The President reminded his ministers that those who do not perform will be fired. “The lack of teamwork between ministers, deputy ministers and permanent secretaries will not be tolerated,” he stressed, adding that dysfunctional relationships between officials will compromise service delivery.
“Incidents such as the delayed ordering of medication amount to inexcusable, gross negligence. School books not ordered and dispatched on time amount to gross injustice, as such systemic failures deny the Namibian child the constitutionally-ordained right to education,” he said.
Geingob added that perceptions of corruption continue to taint the government. “This has led the public to lose faith and confidence in some of our elected public office-bearers, and in some government ministries and agencies,” he noted. He said ministries are supposed to respond to these allegations within a specific time, as “this will enable me to fully understand the cause for the considerable unhappiness of the public towards the concerned ministries.”
The President said this exercise will not only provide further opportunity for those accused to defend themselves or rebut in cases where the allegations are false, but it would also enable him to take corrective measures where it is needed. The lifestyle audits to assess whether the salaries of public officials match their lifestyles has also started, and will be broadened. “Those found wanting shall be handed over to the relevant law enforcement agencies”, he stated. The Namibian understands that Geingob is aware of speculation that a minister received around N$12 million into his bank account.
In addressing the first Cabinet meeting of the year last week, Geingob said because of inefficiencies, bureaucratic bottlenecks and the slow pace of reform, the country continues to lose its standing on the global competitiveness ranking.
“Our investment climate has been perceived to be not conducive due to a lack of implementation of agreed-upon reforms.
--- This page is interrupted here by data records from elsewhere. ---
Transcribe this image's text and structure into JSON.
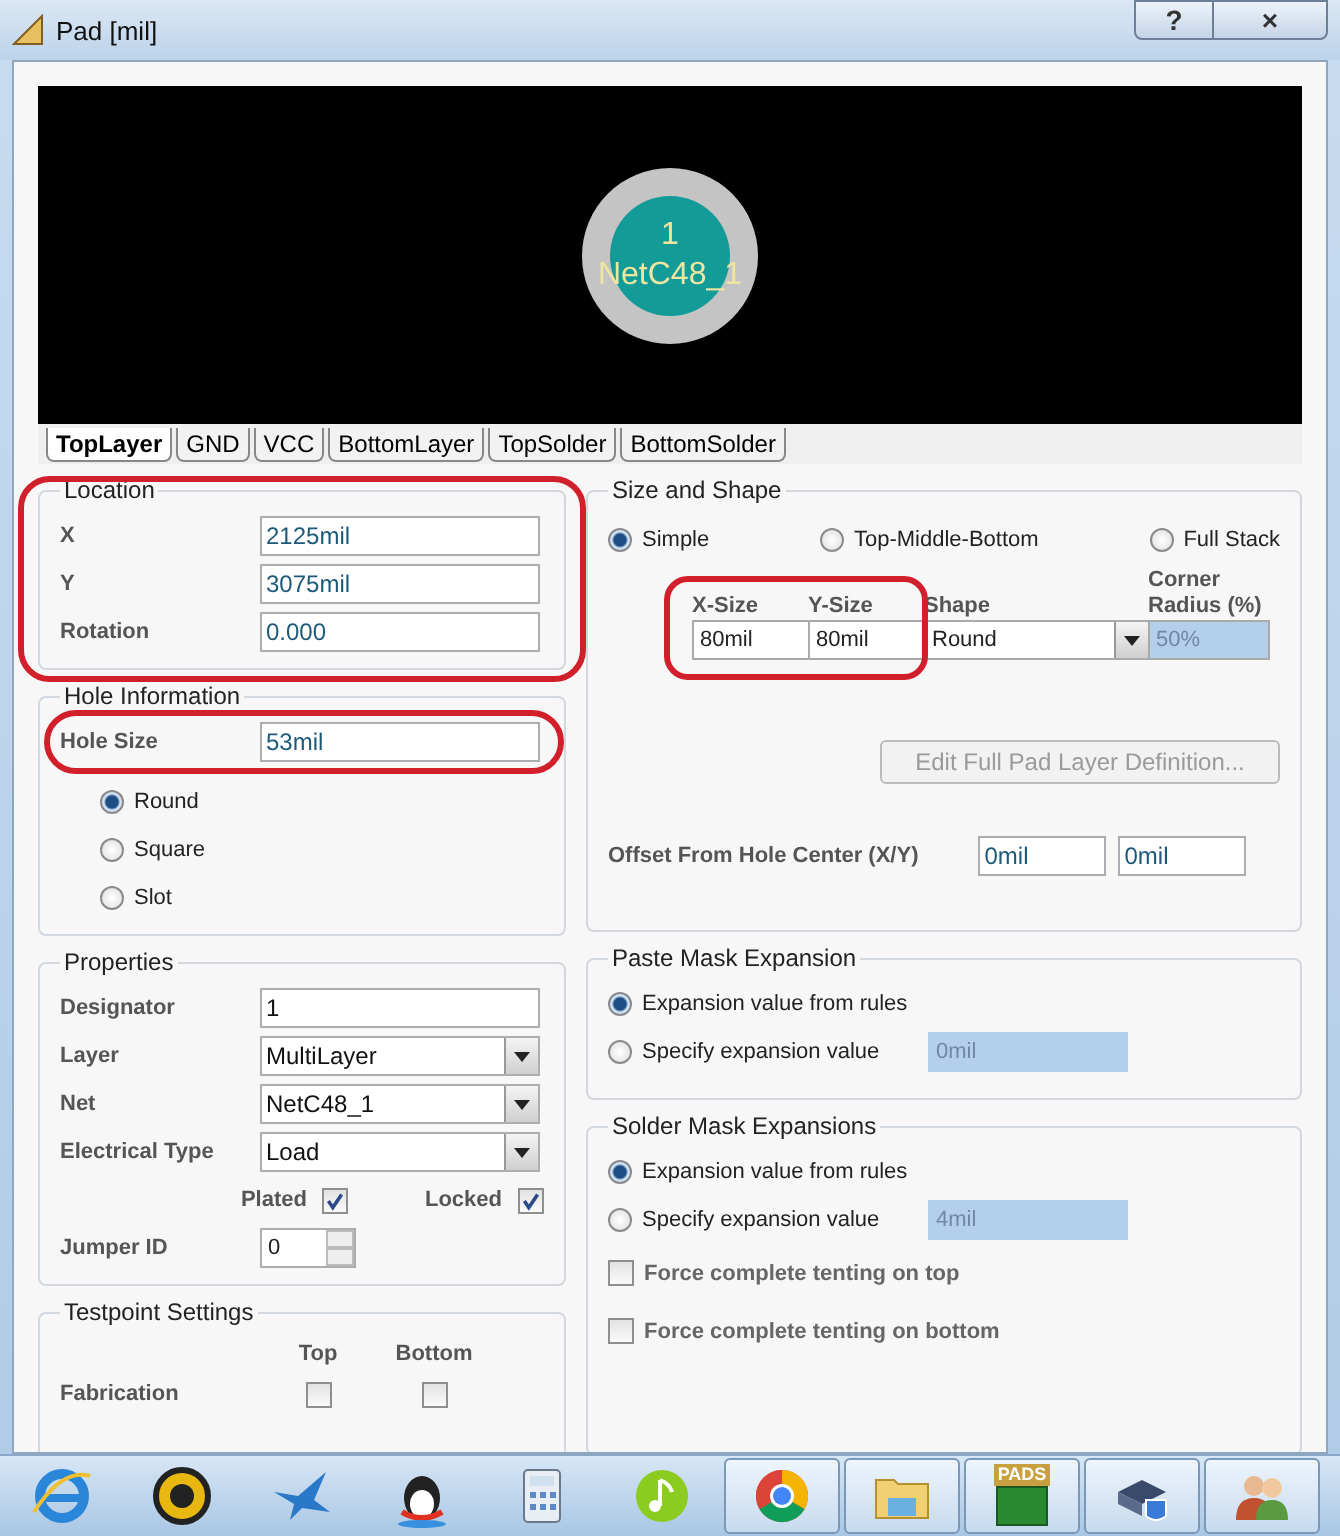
{
  "window": {
    "title": "Pad [mil]",
    "help_button": "?",
    "close_button": "×"
  },
  "preview": {
    "designator": "1",
    "net": "NetC48_1"
  },
  "layer_tabs": [
    {
      "label": "TopLayer",
      "selected": true
    },
    {
      "label": "GND",
      "selected": false
    },
    {
      "label": "VCC",
      "selected": false
    },
    {
      "label": "BottomLayer",
      "selected": false
    },
    {
      "label": "TopSolder",
      "selected": false
    },
    {
      "label": "BottomSolder",
      "selected": false
    }
  ],
  "location": {
    "title": "Location",
    "fields": [
      {
        "label": "X",
        "value": "2125mil"
      },
      {
        "label": "Y",
        "value": "3075mil"
      },
      {
        "label": "Rotation",
        "value": "0.000"
      }
    ]
  },
  "hole_information": {
    "title": "Hole Information",
    "hole_size_label": "Hole Size",
    "hole_size": "53mil",
    "shapes": [
      {
        "label": "Round",
        "selected": true
      },
      {
        "label": "Square",
        "selected": false
      },
      {
        "label": "Slot",
        "selected": false
      }
    ]
  },
  "properties": {
    "title": "Properties",
    "rows": [
      {
        "kind": "text",
        "label": "Designator",
        "value": "1"
      },
      {
        "kind": "dropdown",
        "label": "Layer",
        "value": "MultiLayer"
      },
      {
        "kind": "dropdown",
        "label": "Net",
        "value": "NetC48_1"
      },
      {
        "kind": "dropdown",
        "label": "Electrical Type",
        "value": "Load"
      }
    ],
    "checks": [
      {
        "label": "Plated",
        "checked": true
      },
      {
        "label": "Locked",
        "checked": true
      }
    ],
    "jumper_id": {
      "label": "Jumper ID",
      "value": "0"
    }
  },
  "testpoint": {
    "title": "Testpoint Settings",
    "columns": [
      "Top",
      "Bottom"
    ],
    "rows": [
      {
        "label": "Fabrication",
        "top": false,
        "bottom": false
      }
    ]
  },
  "size_and_shape": {
    "title": "Size and Shape",
    "modes": [
      {
        "label": "Simple",
        "selected": true
      },
      {
        "label": "Top-Middle-Bottom",
        "selected": false
      },
      {
        "label": "Full Stack",
        "selected": false
      }
    ],
    "headers": [
      "X-Size",
      "Y-Size",
      "Shape",
      "Corner Radius (%)"
    ],
    "x_size": "80mil",
    "y_size": "80mil",
    "shape": "Round",
    "corner_radius": "50%",
    "edit_button": {
      "label": "Edit Full Pad Layer Definition...",
      "disabled": true
    },
    "offset_label": "Offset From Hole Center (X/Y)",
    "offset_x": "0mil",
    "offset_y": "0mil"
  },
  "paste_mask": {
    "title": "Paste Mask Expansion",
    "options": [
      {
        "label": "Expansion value from rules",
        "selected": true
      },
      {
        "label": "Specify expansion value",
        "selected": false
      }
    ],
    "value": "0mil"
  },
  "solder_mask": {
    "title": "Solder Mask Expansions",
    "options": [
      {
        "label": "Expansion value from rules",
        "selected": true
      },
      {
        "label": "Specify expansion value",
        "selected": false
      }
    ],
    "value": "4mil",
    "tenting": [
      {
        "label": "Force complete tenting on top",
        "checked": false
      },
      {
        "label": "Force complete tenting on bottom",
        "checked": false
      }
    ]
  },
  "taskbar": [
    {
      "kind": "browser",
      "open": false
    },
    {
      "kind": "editor",
      "open": false
    },
    {
      "kind": "bird",
      "open": false
    },
    {
      "kind": "penguin",
      "open": false
    },
    {
      "kind": "calculator",
      "open": false
    },
    {
      "kind": "music",
      "open": false
    },
    {
      "kind": "chrome",
      "open": true
    },
    {
      "kind": "folder",
      "open": true
    },
    {
      "kind": "pads",
      "open": true,
      "label": "PADS"
    },
    {
      "kind": "installer",
      "open": true
    },
    {
      "kind": "users",
      "open": true
    }
  ]
}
This has become an impediment to investment and economic growth,” said Geingob, who advised Prime Minister Saara Kuugongelwa-Amadhila to expedite the implementation of reform measures.
Geingob also ordered the PM to conduct a bureaucratic bottleneck audit, and to decongest Namibia's systems and institutions.
(The Namibian, Windhoek)